‘One thing that I struggle with is tying hooks, especially the knot-less knot and I rely on a friend to keep me supplied with plenty. My end tackle today consists of a 0.20mm hooklink with a barbless size 14 Preston PR36 hook along with a braided hair with a pellet band attached’, he explains.
For the last hour or more carp have graced Alan’s net on a regular basis. Most carp have taken an 11mm pellet, even though its 8mm he has been feeding. The fish seem to be mainly hard fighting commons between 3lb and 5lb with the odd larger sample thrown in.
‘I’m amazed how few anglers know how a fish reacts when you slacken off, basically it simply slowly sinks which is great as it allows me to rest my landing net on the surface and draw the fish over. It’s another problem that needed overcoming and a couple of claw style pole supports attached to my seat box station allow the net to rest on the lakes surface then drawn backwards so the fish can be unhooked’, he remarks.
‘For some unknown reason the swims has died over the forty minutes or so. The floats been lifting and dipping, it’s as if I have some other smaller species like roach within the swim. I’ve even tried fishing a bright coloured pellet and the ever faithful sweetcorn but the bites are the same’, Alan comments.
Then out of the blue the rod bends round and the reel starts to churn in proper pellet waggler style. This happens a couple of times before the forecasted storm clouds start to build on the distance horizon and Alan decides that his long overdue session to Watmore Farm needs to come to an end.
‘No need getting wet and ruining a wonderful, thought provoking session, now time for some rod rebuilding’, he grins.
The End Result–
The session is over in less than four hours and its only when Alan tries to lift his keepnet out of the water that he realises just how bigger weight he has built up. With around a dozen or more carp landed Alan may well have under estimated the average weight of each fish and guesses that there is around 70lb of carp in the net.
‘It’s been a strange session, slow and frustrating at times but then hectic at others but by ringing the changes I’ve kept the fish coming. This method is certainly not for the lazy angler and the more you work at it then the more rewarding it will be. These carp really do hang-on in here and my arms now aching, I’m certainly going to sleep well tonight’, he comments smiling from ear to ear!
Ticket information – Watmore Farm Fishery is a day ticket water located at Fox Lane, Eversley Cross, Hampshire RG27 ONQ. Day tickets cost £10 for adults and concessions are available Mon-Fri only costing £8. Call 01252 876323 for up to date information or visit the website www.watmorefarmfishery.co.uk
Top tips -
1. Less is more. Five or six pellets every few seconds is far better than a big handful on a less frequent basis.
2. Make sure you take plenty of spare bait as on occasions you will need it.
3. During quiet spells try a bright coloured pellet or a piece of sweetcorn. It often catches a curious cagey fish.

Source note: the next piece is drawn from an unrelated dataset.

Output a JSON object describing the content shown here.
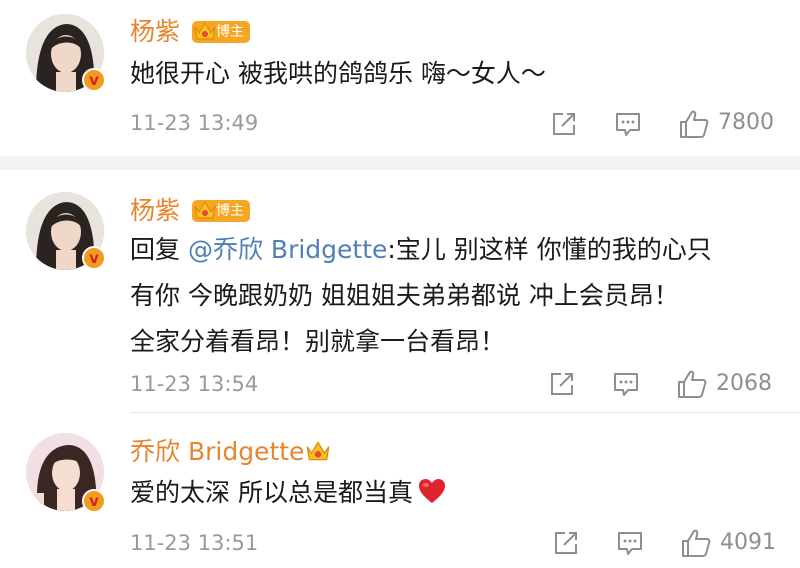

4. Constant use can see the weighting text lost on a float so try writing this on using an indelible pen.
5. A little gizmo that will make placing a pellet on a band so much quicker and easier is a pellet-bander.